WHAT YOU HAVE TO DO: This exercise asks for a copy of each line in the records below with the word "members" in it.

===

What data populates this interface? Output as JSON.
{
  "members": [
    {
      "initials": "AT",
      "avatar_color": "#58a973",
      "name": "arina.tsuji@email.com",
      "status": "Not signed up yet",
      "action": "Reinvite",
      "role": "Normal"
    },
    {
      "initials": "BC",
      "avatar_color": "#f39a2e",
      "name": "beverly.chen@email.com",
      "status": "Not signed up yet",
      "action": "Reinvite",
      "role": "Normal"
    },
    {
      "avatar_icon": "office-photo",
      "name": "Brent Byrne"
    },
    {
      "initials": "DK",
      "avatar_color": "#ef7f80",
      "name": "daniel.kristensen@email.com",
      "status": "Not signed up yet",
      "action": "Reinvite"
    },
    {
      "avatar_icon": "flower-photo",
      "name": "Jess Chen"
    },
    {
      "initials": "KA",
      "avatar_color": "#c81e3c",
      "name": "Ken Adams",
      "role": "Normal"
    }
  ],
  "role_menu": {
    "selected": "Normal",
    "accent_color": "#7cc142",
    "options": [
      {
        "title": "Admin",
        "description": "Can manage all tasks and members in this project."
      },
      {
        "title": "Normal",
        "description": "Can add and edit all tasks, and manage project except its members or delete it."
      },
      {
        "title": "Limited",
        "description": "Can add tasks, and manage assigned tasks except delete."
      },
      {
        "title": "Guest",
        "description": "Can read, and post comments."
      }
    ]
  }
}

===

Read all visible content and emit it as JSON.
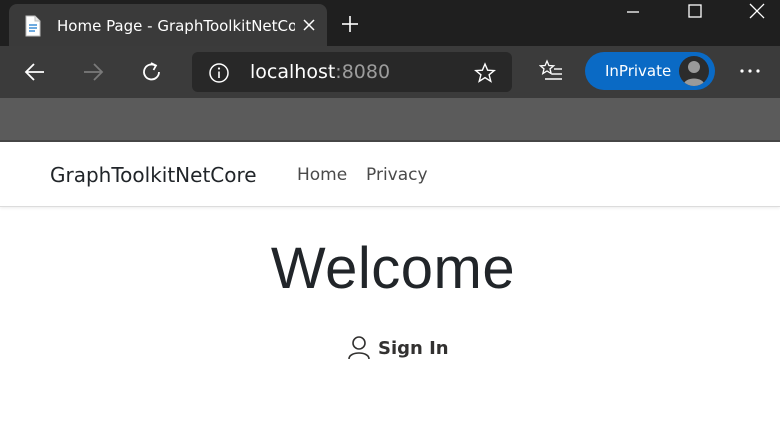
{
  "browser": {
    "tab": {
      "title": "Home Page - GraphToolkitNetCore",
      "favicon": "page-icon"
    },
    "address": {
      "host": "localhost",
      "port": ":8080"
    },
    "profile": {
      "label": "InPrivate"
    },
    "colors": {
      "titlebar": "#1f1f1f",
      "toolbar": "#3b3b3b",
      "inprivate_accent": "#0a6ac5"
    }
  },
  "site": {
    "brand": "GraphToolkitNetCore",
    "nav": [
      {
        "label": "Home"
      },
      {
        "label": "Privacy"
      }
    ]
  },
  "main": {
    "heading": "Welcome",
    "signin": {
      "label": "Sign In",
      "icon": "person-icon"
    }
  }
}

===

RESULT OF THE TASK:
  "members": [
        "description": "Can manage all tasks and members in this project."
        "description": "Can add and edit all tasks, and manage project except its members or delete it."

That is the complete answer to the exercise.